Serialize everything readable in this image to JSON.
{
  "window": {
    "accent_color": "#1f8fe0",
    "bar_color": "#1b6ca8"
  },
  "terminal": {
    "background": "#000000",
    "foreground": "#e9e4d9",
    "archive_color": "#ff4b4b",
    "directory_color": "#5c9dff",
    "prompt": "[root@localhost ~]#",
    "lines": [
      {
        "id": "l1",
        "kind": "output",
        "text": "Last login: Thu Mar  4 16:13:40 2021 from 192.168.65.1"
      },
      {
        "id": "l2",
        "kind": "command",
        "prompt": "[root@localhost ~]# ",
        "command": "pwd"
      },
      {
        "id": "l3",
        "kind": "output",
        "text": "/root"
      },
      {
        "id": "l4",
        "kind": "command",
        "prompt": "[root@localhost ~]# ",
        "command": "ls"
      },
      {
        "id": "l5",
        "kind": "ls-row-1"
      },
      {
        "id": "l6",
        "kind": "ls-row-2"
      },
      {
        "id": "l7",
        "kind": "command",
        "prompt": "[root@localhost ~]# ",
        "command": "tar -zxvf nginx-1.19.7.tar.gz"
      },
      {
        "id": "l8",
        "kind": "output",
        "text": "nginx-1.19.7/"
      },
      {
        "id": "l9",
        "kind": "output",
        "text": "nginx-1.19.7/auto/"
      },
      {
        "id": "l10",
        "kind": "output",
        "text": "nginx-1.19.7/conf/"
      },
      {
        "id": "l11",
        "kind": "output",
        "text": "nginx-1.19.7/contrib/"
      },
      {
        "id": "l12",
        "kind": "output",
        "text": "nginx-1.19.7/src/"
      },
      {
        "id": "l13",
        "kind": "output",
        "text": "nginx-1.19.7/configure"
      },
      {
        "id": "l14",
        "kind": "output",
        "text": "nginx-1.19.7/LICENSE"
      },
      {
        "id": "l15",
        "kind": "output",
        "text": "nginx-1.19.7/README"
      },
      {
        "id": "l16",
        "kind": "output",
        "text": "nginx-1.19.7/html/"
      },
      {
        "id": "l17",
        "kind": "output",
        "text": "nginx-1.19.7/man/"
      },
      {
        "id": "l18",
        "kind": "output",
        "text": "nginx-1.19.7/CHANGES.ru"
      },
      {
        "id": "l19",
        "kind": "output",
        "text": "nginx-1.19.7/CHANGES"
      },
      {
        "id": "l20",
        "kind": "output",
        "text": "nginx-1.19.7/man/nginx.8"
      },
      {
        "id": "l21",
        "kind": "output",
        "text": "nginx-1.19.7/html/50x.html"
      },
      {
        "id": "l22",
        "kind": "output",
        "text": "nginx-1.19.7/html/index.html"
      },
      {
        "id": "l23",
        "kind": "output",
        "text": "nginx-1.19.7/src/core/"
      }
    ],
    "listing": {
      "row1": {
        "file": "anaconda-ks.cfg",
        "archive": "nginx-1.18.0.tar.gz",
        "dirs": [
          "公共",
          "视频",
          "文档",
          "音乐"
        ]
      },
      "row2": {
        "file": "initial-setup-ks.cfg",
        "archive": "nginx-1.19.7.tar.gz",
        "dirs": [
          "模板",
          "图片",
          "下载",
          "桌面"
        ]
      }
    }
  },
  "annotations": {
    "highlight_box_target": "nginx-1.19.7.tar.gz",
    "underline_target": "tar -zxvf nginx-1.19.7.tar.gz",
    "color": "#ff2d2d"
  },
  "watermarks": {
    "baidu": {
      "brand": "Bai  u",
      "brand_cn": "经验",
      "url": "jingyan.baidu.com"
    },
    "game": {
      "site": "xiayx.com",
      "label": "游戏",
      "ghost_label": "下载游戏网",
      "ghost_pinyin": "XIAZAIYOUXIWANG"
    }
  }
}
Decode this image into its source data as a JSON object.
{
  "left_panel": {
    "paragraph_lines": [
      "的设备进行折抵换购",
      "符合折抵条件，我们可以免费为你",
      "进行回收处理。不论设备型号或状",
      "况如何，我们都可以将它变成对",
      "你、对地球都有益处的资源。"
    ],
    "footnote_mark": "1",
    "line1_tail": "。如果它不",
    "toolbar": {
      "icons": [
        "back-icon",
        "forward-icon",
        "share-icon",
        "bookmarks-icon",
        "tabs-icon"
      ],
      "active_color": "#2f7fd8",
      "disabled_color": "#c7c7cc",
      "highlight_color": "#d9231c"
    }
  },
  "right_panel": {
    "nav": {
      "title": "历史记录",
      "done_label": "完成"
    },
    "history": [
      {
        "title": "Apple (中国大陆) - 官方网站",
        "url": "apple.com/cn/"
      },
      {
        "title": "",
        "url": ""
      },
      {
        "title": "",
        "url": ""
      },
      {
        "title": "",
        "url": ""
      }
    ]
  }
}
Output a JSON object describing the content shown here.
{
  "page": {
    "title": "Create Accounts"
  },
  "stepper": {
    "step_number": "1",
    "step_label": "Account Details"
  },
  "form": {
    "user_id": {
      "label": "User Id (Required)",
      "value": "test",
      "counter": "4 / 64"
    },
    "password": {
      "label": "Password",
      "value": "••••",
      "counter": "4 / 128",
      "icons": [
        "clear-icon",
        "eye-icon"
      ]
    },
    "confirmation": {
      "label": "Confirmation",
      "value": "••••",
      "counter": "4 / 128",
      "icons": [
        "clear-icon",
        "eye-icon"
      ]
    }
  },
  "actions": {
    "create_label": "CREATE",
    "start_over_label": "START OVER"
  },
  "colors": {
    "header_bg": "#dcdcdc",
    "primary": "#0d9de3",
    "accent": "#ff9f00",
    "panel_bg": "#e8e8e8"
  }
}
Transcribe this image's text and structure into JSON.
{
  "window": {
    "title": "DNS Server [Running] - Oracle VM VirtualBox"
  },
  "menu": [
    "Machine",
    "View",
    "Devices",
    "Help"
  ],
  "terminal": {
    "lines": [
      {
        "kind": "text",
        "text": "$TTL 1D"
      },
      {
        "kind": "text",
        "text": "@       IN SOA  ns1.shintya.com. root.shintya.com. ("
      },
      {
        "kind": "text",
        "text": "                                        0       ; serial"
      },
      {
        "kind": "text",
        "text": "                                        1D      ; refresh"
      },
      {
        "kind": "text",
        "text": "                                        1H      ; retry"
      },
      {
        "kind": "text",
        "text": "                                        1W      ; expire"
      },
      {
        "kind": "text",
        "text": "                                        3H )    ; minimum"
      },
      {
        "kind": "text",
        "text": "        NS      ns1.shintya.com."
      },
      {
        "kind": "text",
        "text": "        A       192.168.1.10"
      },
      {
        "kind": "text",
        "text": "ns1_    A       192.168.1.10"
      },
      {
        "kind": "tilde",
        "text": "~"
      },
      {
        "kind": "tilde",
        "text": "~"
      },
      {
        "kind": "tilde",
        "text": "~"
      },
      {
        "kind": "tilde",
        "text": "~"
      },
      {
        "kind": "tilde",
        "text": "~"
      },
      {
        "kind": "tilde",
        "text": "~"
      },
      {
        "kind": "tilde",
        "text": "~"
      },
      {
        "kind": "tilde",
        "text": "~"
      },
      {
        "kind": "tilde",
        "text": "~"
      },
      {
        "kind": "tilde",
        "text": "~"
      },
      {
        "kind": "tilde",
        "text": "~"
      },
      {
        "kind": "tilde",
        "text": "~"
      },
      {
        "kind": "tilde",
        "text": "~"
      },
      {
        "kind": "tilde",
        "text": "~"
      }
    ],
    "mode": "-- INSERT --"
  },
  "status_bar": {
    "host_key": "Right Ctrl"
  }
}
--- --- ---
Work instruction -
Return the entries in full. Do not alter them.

Task answer -
Serialize everything readable in this image to JSON.
{
  "window": {
    "accent_color": "#1f8fe0",
    "bar_color": "#1b6ca8"
  },
  "terminal": {
    "background": "#000000",
    "foreground": "#e9e4d9",
    "archive_color": "#ff4b4b",
    "directory_color": "#5c9dff",
    "prompt": "[root@localhost ~]#",
    "lines": [
      {
        "id": "l1",
        "kind": "output",
        "text": "Last login: Thu Mar  4 16:13:40 2021 from 192.168.65.1"
      },
      {
        "id": "l2",
        "kind": "command",
        "prompt": "[root@localhost ~]# ",
        "command": "pwd"
      },
      {
        "id": "l3",
        "kind": "output",
        "text": "/root"
      },
      {
        "id": "l4",
        "kind": "command",
        "prompt": "[root@localhost ~]# ",
        "command": "ls"
      },
      {
        "id": "l5",
        "kind": "ls-row-1"
      },
      {
        "id": "l6",
        "kind": "ls-row-2"
      },
      {
        "id": "l7",
        "kind": "command",
        "prompt": "[root@localhost ~]# ",
        "command": "tar -zxvf nginx-1.19.7.tar.gz"
      },
      {
        "id": "l8",
        "kind": "output",
        "text": "nginx-1.19.7/"
      },
      {
        "id": "l9",
        "kind": "output",
        "text": "nginx-1.19.7/auto/"
      },
      {
        "id": "l10",
        "kind": "output",
        "text": "nginx-1.19.7/conf/"
      },
      {
        "id": "l11",
        "kind": "output",
        "text": "nginx-1.19.7/contrib/"
      },
      {
        "id": "l12",
        "kind": "output",
        "text": "nginx-1.19.7/src/"
      },
      {
        "id": "l13",
        "kind": "output",
        "text": "nginx-1.19.7/configure"
      },
      {
        "id": "l14",
        "kind": "output",
        "text": "nginx-1.19.7/LICENSE"
      },
      {
        "id": "l15",
        "kind": "output",
        "text": "nginx-1.19.7/README"
      },
      {
        "id": "l16",
        "kind": "output",
        "text": "nginx-1.19.7/html/"
      },
      {
        "id": "l17",
        "kind": "output",
        "text": "nginx-1.19.7/man/"
      },
      {
        "id": "l18",
        "kind": "output",
        "text": "nginx-1.19.7/CHANGES.ru"
      },
      {
        "id": "l19",
        "kind": "output",
        "text": "nginx-1.19.7/CHANGES"
      },
      {
        "id": "l20",
        "kind": "output",
        "text": "nginx-1.19.7/man/nginx.8"
      },
      {
        "id": "l21",
        "kind": "output",
        "text": "nginx-1.19.7/html/50x.html"
      },
      {
        "id": "l22",
        "kind": "output",
        "text": "nginx-1.19.7/html/index.html"
      },
      {
        "id": "l23",
        "kind": "output",
        "text": "nginx-1.19.7/src/core/"
      }
    ],
    "listing": {
      "row1": {
        "file": "anaconda-ks.cfg",
        "archive": "nginx-1.18.0.tar.gz",
        "dirs": [
          "公共",
          "视频",
          "文档",
          "音乐"
        ]
      },
      "row2": {
        "file": "initial-setup-ks.cfg",
        "archive": "nginx-1.19.7.tar.gz",
        "dirs": [
          "模板",
          "图片",
          "下载",
          "桌面"
        ]
      }
    }
  },
  "annotations": {
    "highlight_box_target": "nginx-1.19.7.tar.gz",
    "underline_target": "tar -zxvf nginx-1.19.7.tar.gz",
    "color": "#ff2d2d"
  },
  "watermarks": {
    "baidu": {
      "brand": "Bai  u",
      "brand_cn": "经验",
      "url": "jingyan.baidu.com"
    },
    "game": {
      "site": "xiayx.com",
      "label": "游戏",
      "ghost_label": "下载游戏网",
      "ghost_pinyin": "XIAZAIYOUXIWANG"
    }
  }
}
Decode this image into its source data as a JSON object.
{
  "left_panel": {
    "paragraph_lines": [
      "的设备进行折抵换购",
      "符合折抵条件，我们可以免费为你",
      "进行回收处理。不论设备型号或状",
      "况如何，我们都可以将它变成对",
      "你、对地球都有益处的资源。"
    ],
    "footnote_mark": "1",
    "line1_tail": "。如果它不",
    "toolbar": {
      "icons": [
        "back-icon",
        "forward-icon",
        "share-icon",
        "bookmarks-icon",
        "tabs-icon"
      ],
      "active_color": "#2f7fd8",
      "disabled_color": "#c7c7cc",
      "highlight_color": "#d9231c"
    }
  },
  "right_panel": {
    "nav": {
      "title": "历史记录",
      "done_label": "完成"
    },
    "history": [
      {
        "title": "Apple (中国大陆) - 官方网站",
        "url": "apple.com/cn/"
      },
      {
        "title": "",
        "url": ""
      },
      {
        "title": "",
        "url": ""
      },
      {
        "title": "",
        "url": ""
      }
    ]
  }
}
Output a JSON object describing the content shown here.
{
  "page": {
    "title": "Create Accounts"
  },
  "stepper": {
    "step_number": "1",
    "step_label": "Account Details"
  },
  "form": {
    "user_id": {
      "label": "User Id (Required)",
      "value": "test",
      "counter": "4 / 64"
    },
    "password": {
      "label": "Password",
      "value": "••••",
      "counter": "4 / 128",
      "icons": [
        "clear-icon",
        "eye-icon"
      ]
    },
    "confirmation": {
      "label": "Confirmation",
      "value": "••••",
      "counter": "4 / 128",
      "icons": [
        "clear-icon",
        "eye-icon"
      ]
    }
  },
  "actions": {
    "create_label": "CREATE",
    "start_over_label": "START OVER"
  },
  "colors": {
    "header_bg": "#dcdcdc",
    "primary": "#0d9de3",
    "accent": "#ff9f00",
    "panel_bg": "#e8e8e8"
  }
}
Transcribe this image's text and structure into JSON.
{
  "window": {
    "title": "DNS Server [Running] - Oracle VM VirtualBox"
  },
  "menu": [
    "Machine",
    "View",
    "Devices",
    "Help"
  ],
  "terminal": {
    "lines": [
      {
        "kind": "text",
        "text": "$TTL 1D"
      },
      {
        "kind": "text",
        "text": "@       IN SOA  ns1.shintya.com. root.shintya.com. ("
      },
      {
        "kind": "text",
        "text": "                                        0       ; serial"
      },
      {
        "kind": "text",
        "text": "                                        1D      ; refresh"
      },
      {
        "kind": "text",
        "text": "                                        1H      ; retry"
      },
      {
        "kind": "text",
        "text": "                                        1W      ; expire"
      },
      {
        "kind": "text",
        "text": "                                        3H )    ; minimum"
      },
      {
        "kind": "text",
        "text": "        NS      ns1.shintya.com."
      },
      {
        "kind": "text",
        "text": "        A       192.168.1.10"
      },
      {
        "kind": "text",
        "text": "ns1_    A       192.168.1.10"
      },
      {
        "kind": "tilde",
        "text": "~"
      },
      {
        "kind": "tilde",
        "text": "~"
      },
      {
        "kind": "tilde",
        "text": "~"
      },
      {
        "kind": "tilde",
        "text": "~"
      },
      {
        "kind": "tilde",
        "text": "~"
      },
      {
        "kind": "tilde",
        "text": "~"
      },
      {
        "kind": "tilde",
        "text": "~"
      },
      {
        "kind": "tilde",
        "text": "~"
      },
      {
        "kind": "tilde",
        "text": "~"
      },
      {
        "kind": "tilde",
        "text": "~"
      },
      {
        "kind": "tilde",
        "text": "~"
      },
      {
        "kind": "tilde",
        "text": "~"
      },
      {
        "kind": "tilde",
        "text": "~"
      },
      {
        "kind": "tilde",
        "text": "~"
      }
    ],
    "mode": "-- INSERT --"
  },
  "status_bar": {
    "host_key": "Right Ctrl"
  }
}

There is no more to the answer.